Hope was a true force of nature. She came into my life, she destroyed what I knew about love, enhanced it, rewrote every rule about a dog-owner relationship with "there are no rules", and then she disappeared just as suddenly. Sometimes I wonder if I dreamed her.
I don't have many pictures of Hope from after she got sick. We focused on time together and her being and looking sickly wasn't something I felt needed to be documented.
As of today, it has been almost 8 weeks since she died and I miss her every day.
Sometimes I hear her old lady bark in my mind. Yesterday while I was in the shower I thought I heard her signature "Hey Mama, I'm on the wrong side of the door" cry which is what she did when I actually made her stay out of whatever room I was in. I still expect to see her come around the corner to find me, or toddle up the stairs to make sure I don't stay out of sight too long. She doesn't and my heart hurts.

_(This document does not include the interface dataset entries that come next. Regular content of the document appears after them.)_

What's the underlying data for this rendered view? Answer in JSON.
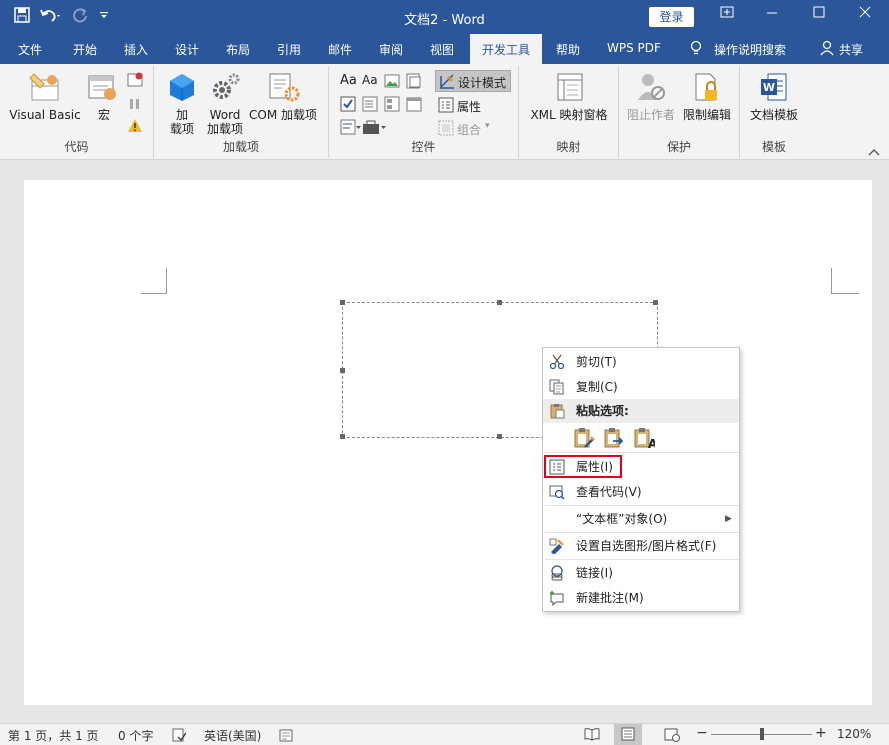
{
  "window": {
    "title": "文档2 - Word",
    "login_label": "登录",
    "controls": [
      "ribbon-display-icon",
      "minimize-icon",
      "maximize-icon",
      "close-icon"
    ]
  },
  "tabs": [
    {
      "label": "文件"
    },
    {
      "label": "开始"
    },
    {
      "label": "插入"
    },
    {
      "label": "设计"
    },
    {
      "label": "布局"
    },
    {
      "label": "引用"
    },
    {
      "label": "邮件"
    },
    {
      "label": "审阅"
    },
    {
      "label": "视图"
    },
    {
      "label": "开发工具",
      "active": true
    },
    {
      "label": "帮助"
    },
    {
      "label": "WPS PDF"
    },
    {
      "label": "操作说明搜索"
    },
    {
      "label": "共享"
    }
  ],
  "ribbon": {
    "code": {
      "label": "代码",
      "visual_basic": "Visual Basic",
      "macro": "宏"
    },
    "addins": {
      "label": "加载项",
      "addin_line1": "加",
      "addin_line2": "载项",
      "word_line1": "Word",
      "word_line2": "加载项",
      "com": "COM 加载项"
    },
    "controls": {
      "label": "控件",
      "design_mode": "设计模式",
      "properties": "属性",
      "group": "组合"
    },
    "mapping": {
      "label": "映射",
      "xml": "XML 映射窗格"
    },
    "protect": {
      "label": "保护",
      "block_authors": "阻止作者",
      "restrict": "限制编辑"
    },
    "templates": {
      "label": "模板",
      "doc_template": "文档模板"
    }
  },
  "context_menu": {
    "cut": "剪切(T)",
    "copy": "复制(C)",
    "paste_options": "粘贴选项:",
    "properties": "属性(I)",
    "view_code": "查看代码(V)",
    "textbox_object": "“文本框”对象(O)",
    "format_shape": "设置自选图形/图片格式(F)",
    "link": "链接(I)",
    "new_comment": "新建批注(M)"
  },
  "status": {
    "page": "第 1 页，共 1 页",
    "words": "0 个字",
    "language": "英语(美国)",
    "zoom": "120%",
    "zoom_level_fraction": 0.6
  },
  "colors": {
    "accent": "#2b579a",
    "highlight": "#e0001b"
  }
}
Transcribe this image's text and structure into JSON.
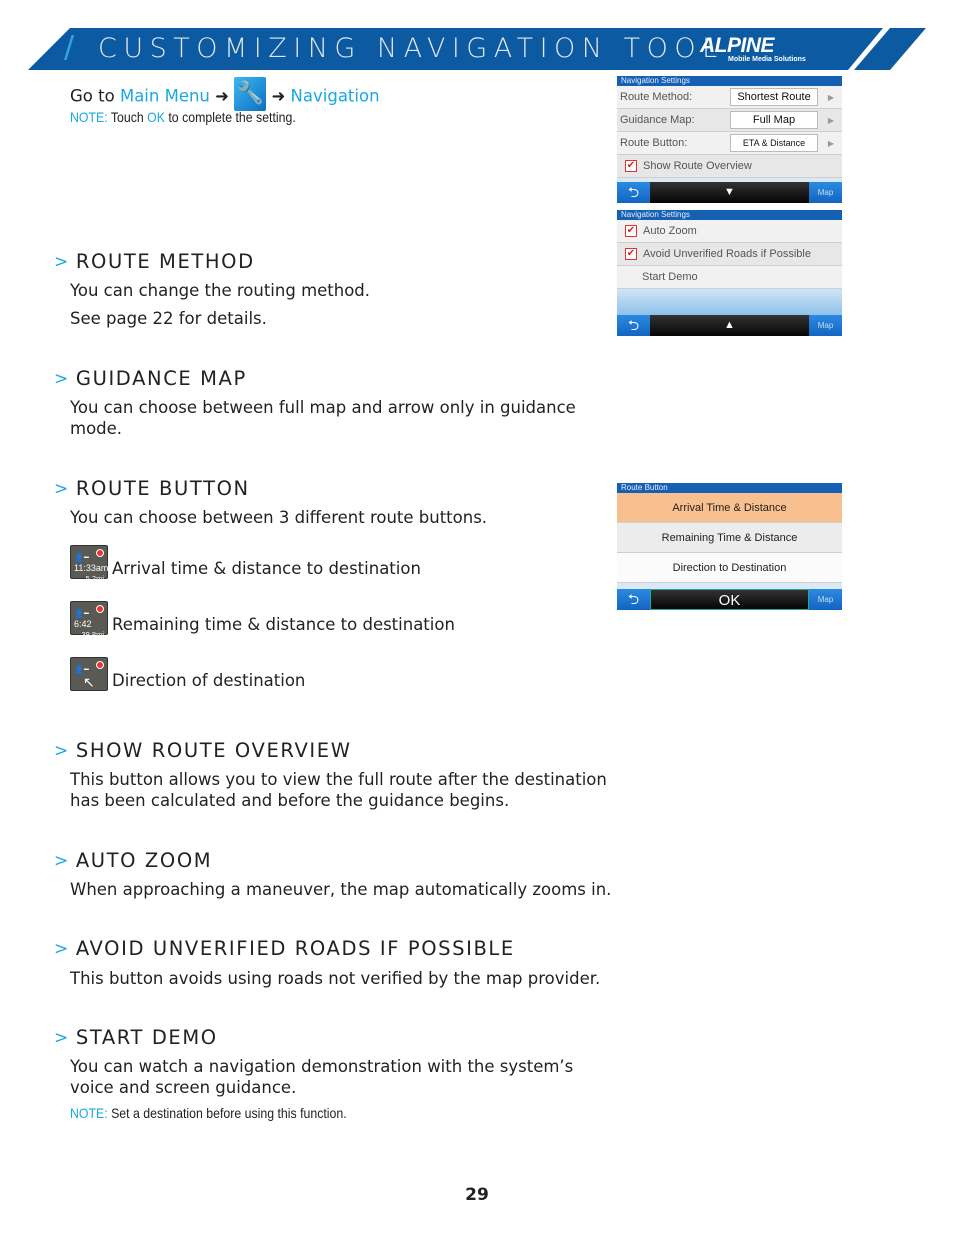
{
  "header": {
    "title": "CUSTOMIZING NAVIGATION TOOL",
    "brand": "ALPINE",
    "brand_tagline": "Mobile Media Solutions",
    "brand_color": "#0b5aa2"
  },
  "intro": {
    "go_to": "Go to",
    "main_menu": "Main Menu",
    "arrow": "➜",
    "navigation": "Navigation",
    "note_label": "NOTE:",
    "note_text1": "Touch",
    "note_ok": "OK",
    "note_text2": "to complete the setting."
  },
  "sections": [
    {
      "title": "ROUTE METHOD",
      "body": "You can change the routing method.",
      "body2": "See page 22 for details."
    },
    {
      "title": "GUIDANCE MAP",
      "body": "You can choose between full map and arrow only in guidance mode."
    },
    {
      "title": "ROUTE BUTTON",
      "body": "You can choose between 3 different route buttons.",
      "options": [
        {
          "label": "Arrival time & distance to destination",
          "icon_time": "11:33am",
          "icon_dist": "5.2mi"
        },
        {
          "label": "Remaining time & distance to destination",
          "icon_time": "6:42",
          "icon_dist": "39.8mi"
        },
        {
          "label": "Direction of destination"
        }
      ]
    },
    {
      "title": "SHOW ROUTE OVERVIEW",
      "body": "This button allows you to view the full route after the destination has been calculated and before the guidance begins."
    },
    {
      "title": "AUTO ZOOM",
      "body": "When approaching a maneuver, the map automatically zooms in."
    },
    {
      "title": "AVOID UNVERIFIED ROADS IF POSSIBLE",
      "body": "This button avoids using roads not verified by the map provider."
    },
    {
      "title": "START DEMO",
      "body": "You can watch a navigation demonstration with the system’s voice and screen guidance.",
      "note_label": "NOTE:",
      "note_text": "Set a destination before using this function."
    }
  ],
  "screen1": {
    "header": "Navigation Settings",
    "rows": [
      {
        "label": "Route Method:",
        "value": "Shortest Route"
      },
      {
        "label": "Guidance Map:",
        "value": "Full Map"
      },
      {
        "label": "Route Button:",
        "value": "ETA & Distance"
      }
    ],
    "check": "Show Route Overview",
    "map": "Map"
  },
  "screen2": {
    "header": "Navigation Settings",
    "checks": [
      "Auto Zoom",
      "Avoid Unverified Roads if Possible"
    ],
    "demo": "Start Demo",
    "map": "Map"
  },
  "screen3": {
    "header": "Route Button",
    "options": [
      "Arrival Time & Distance",
      "Remaining Time & Distance",
      "Direction to Destination"
    ],
    "selected": "Arrival Time & Distance",
    "ok": "OK",
    "map": "Map"
  },
  "page_number": "29"
}
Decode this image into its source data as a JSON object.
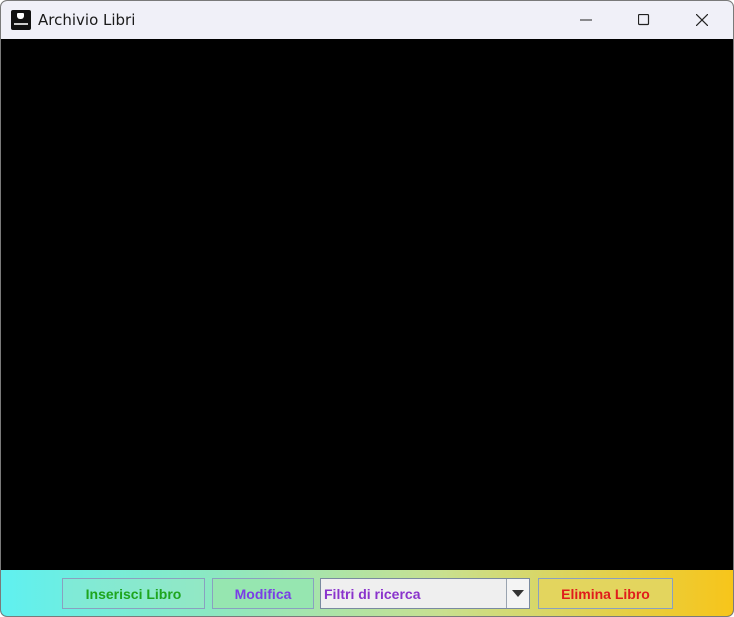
{
  "window": {
    "title": "Archivio Libri"
  },
  "titlebar": {
    "icons": [
      "app-icon",
      "minimize-icon",
      "maximize-icon",
      "close-icon"
    ]
  },
  "toolbar": {
    "insert_label": "Inserisci Libro",
    "modify_label": "Modifica",
    "filter_selected": "Filtri di ricerca",
    "delete_label": "Elimina Libro"
  },
  "colors": {
    "content_background": "#000000",
    "insert_text": "#1ea51e",
    "modify_text": "#7a3de6",
    "filter_text": "#8a33cc",
    "delete_text": "#e01c1c",
    "bar_gradient_start": "#5ff0f0",
    "bar_gradient_end": "#f7c51a"
  }
}
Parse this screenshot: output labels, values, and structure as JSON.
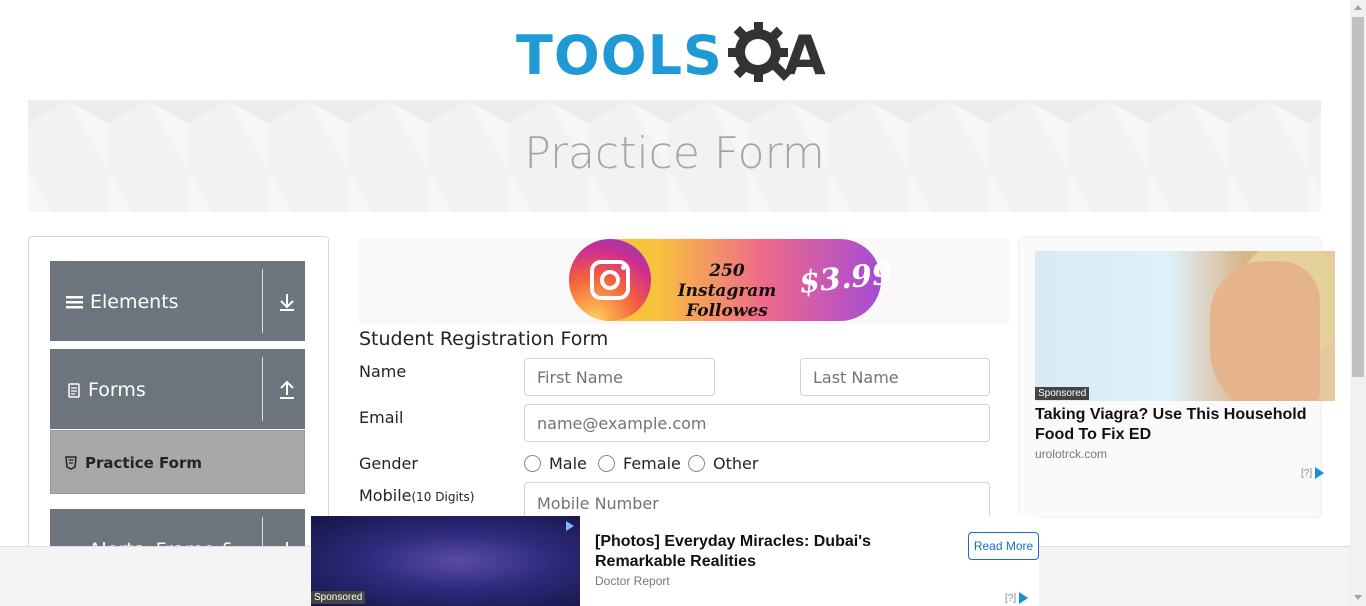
{
  "logo": {
    "text_primary": "TOOLS",
    "text_secondary": "A",
    "primary_color": "#1f9ad6",
    "secondary_color": "#333333"
  },
  "banner": {
    "title": "Practice Form"
  },
  "sidebar": {
    "groups": [
      {
        "label": "Elements",
        "icon": "hamburger-icon",
        "arrow": "download-arrow-icon"
      },
      {
        "label": "Forms",
        "icon": "document-icon",
        "arrow": "upload-arrow-icon"
      },
      {
        "label": "Alerts, Frame & Windows",
        "icon": "window-icon",
        "arrow": "download-arrow-icon"
      }
    ],
    "active_item": {
      "label": "Practice Form",
      "icon": "html5-icon"
    }
  },
  "top_ad": {
    "text": "250 Instagram Followes",
    "price": "$3.99"
  },
  "form": {
    "title": "Student Registration Form",
    "name_label": "Name",
    "first_name_placeholder": "First Name",
    "last_name_placeholder": "Last Name",
    "email_label": "Email",
    "email_placeholder": "name@example.com",
    "gender_label": "Gender",
    "gender_options": [
      "Male",
      "Female",
      "Other"
    ],
    "mobile_label": "Mobile",
    "mobile_hint": "(10 Digits)",
    "mobile_placeholder": "Mobile Number"
  },
  "right_ad": {
    "sponsored": "Sponsored",
    "headline": "Taking Viagra? Use This Household Food To Fix ED",
    "domain": "urolotrck.com",
    "adchoices": "[?]"
  },
  "bottom_ad": {
    "sponsored": "Sponsored",
    "headline": "[Photos] Everyday Miracles: Dubai's Remarkable Realities",
    "source": "Doctor Report",
    "button": "Read More",
    "adchoices": "[?]"
  }
}
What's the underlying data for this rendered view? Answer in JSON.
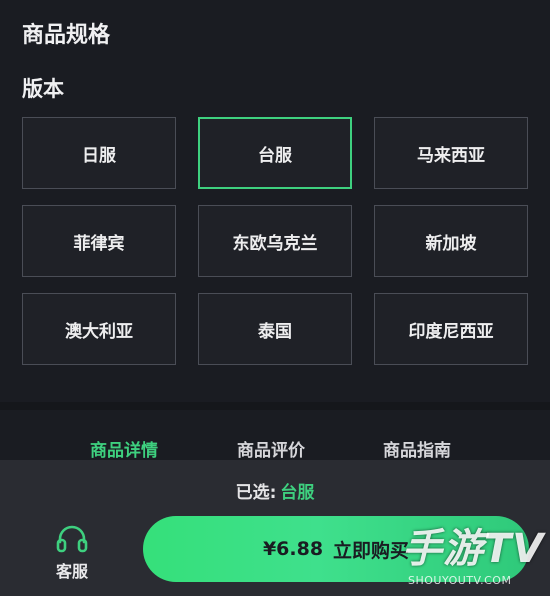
{
  "section_title": "商品规格",
  "group_title": "版本",
  "options": [
    {
      "label": "日服",
      "selected": false
    },
    {
      "label": "台服",
      "selected": true
    },
    {
      "label": "马来西亚",
      "selected": false
    },
    {
      "label": "菲律宾",
      "selected": false
    },
    {
      "label": "东欧乌克兰",
      "selected": false
    },
    {
      "label": "新加坡",
      "selected": false
    },
    {
      "label": "澳大利亚",
      "selected": false
    },
    {
      "label": "泰国",
      "selected": false
    },
    {
      "label": "印度尼西亚",
      "selected": false
    }
  ],
  "tabs": [
    {
      "label": "商品详情",
      "active": true
    },
    {
      "label": "商品评价",
      "active": false
    },
    {
      "label": "商品指南",
      "active": false
    }
  ],
  "bottom": {
    "selected_prefix": "已选:",
    "selected_value": "台服",
    "service_label": "客服",
    "service_icon": "headset-icon",
    "price": "¥6.88",
    "buy_label": "立即购买"
  },
  "watermark": {
    "main": "手游TV",
    "sub": "SHOUYOUTV.COM"
  },
  "colors": {
    "background": "#1a1c22",
    "accent": "#3ed07f",
    "bottom_bar": "#2a2c32"
  }
}
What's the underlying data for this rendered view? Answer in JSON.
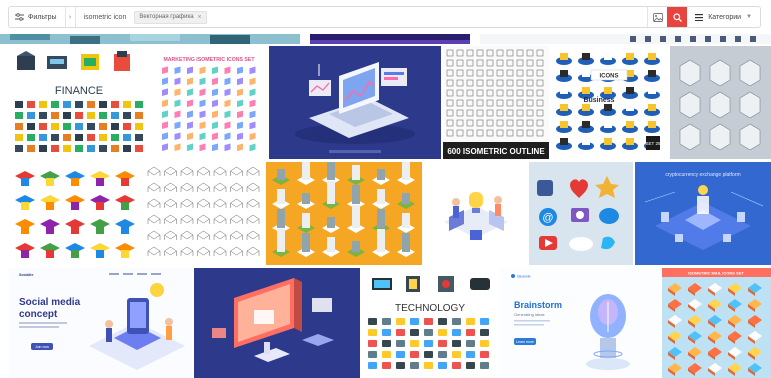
{
  "search": {
    "filters_label": "Фильтры",
    "query": "isometric icon",
    "chip_label": "Векторная графика",
    "categories_label": "Категории"
  },
  "tiles": {
    "finance": {
      "label": "FINANCE"
    },
    "marketing": {
      "label": "MARKETING ISOMETRIC ICONS SET"
    },
    "outline": {
      "label": "600 ISOMETRIC OUTLINE"
    },
    "business_icons": {
      "label_top": "ICONS",
      "label_mid": "Business",
      "badge": "SET 25"
    },
    "crypto": {
      "label": "cryptocurrency exchange platform"
    },
    "social": {
      "brand": "Socialite",
      "title_line1": "Social media",
      "title_line2": "concept",
      "button": "Join now"
    },
    "technology": {
      "label": "TECHNOLOGY"
    },
    "brainstorm": {
      "brand": "Ideanote",
      "title": "Brainstorm",
      "subtitle": "Generating ideas",
      "button": "Learn more"
    },
    "isometric_mail": {
      "label": "ISOMETRIC MAIL ICONS SET"
    }
  },
  "colors": {
    "accent": "#e8433e",
    "navy": "#2f3a8f",
    "orange": "#f5a623",
    "sky": "#2b7bd8"
  }
}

There are so many things I could say about Hope and our love for her but I know many others loved her too. Thank you to everyone who followed us, supported us, and laughed or cried with us during this amazing journey. Thank you to the staff at RBVH, Dr. Denise Mulry, and Dr. Allison Soscia at New Paltz Animal Hospital for being some incredible caregivers for my tiny shark. They are all outstanding at their jobs and without them we would have never gotten half as far. Thank you to my husband, Chris, for loving Hope despite being 'second fiddle' to me. He had a completely different relationship with Hope but it was just as intense and filled with adoration from Hope as mine, "just different", as he would say.
I'll leave this blog post off with a poem an amazing supporter and friend of mine named Tricia shared with me. It fits my Hope so accurately, almost like it was written about her. Love you, Hopey, and I will see you on the other side.
“Hope” is the thing with feathers - (314) - Emily Dickinson
“Hope” is the thing with feathers
-That perches in the soul
-And sings the tune without the words
-And never stops - at all -
And sweetest - in the Gale
- is heard -And sore must be the storm -
That could abash the little Bird
That kept so many warm -
I’ve heard it in the chillest land
-And on the strangest Sea
-Yet - never - in Extremity,
It asked a crumb - of me.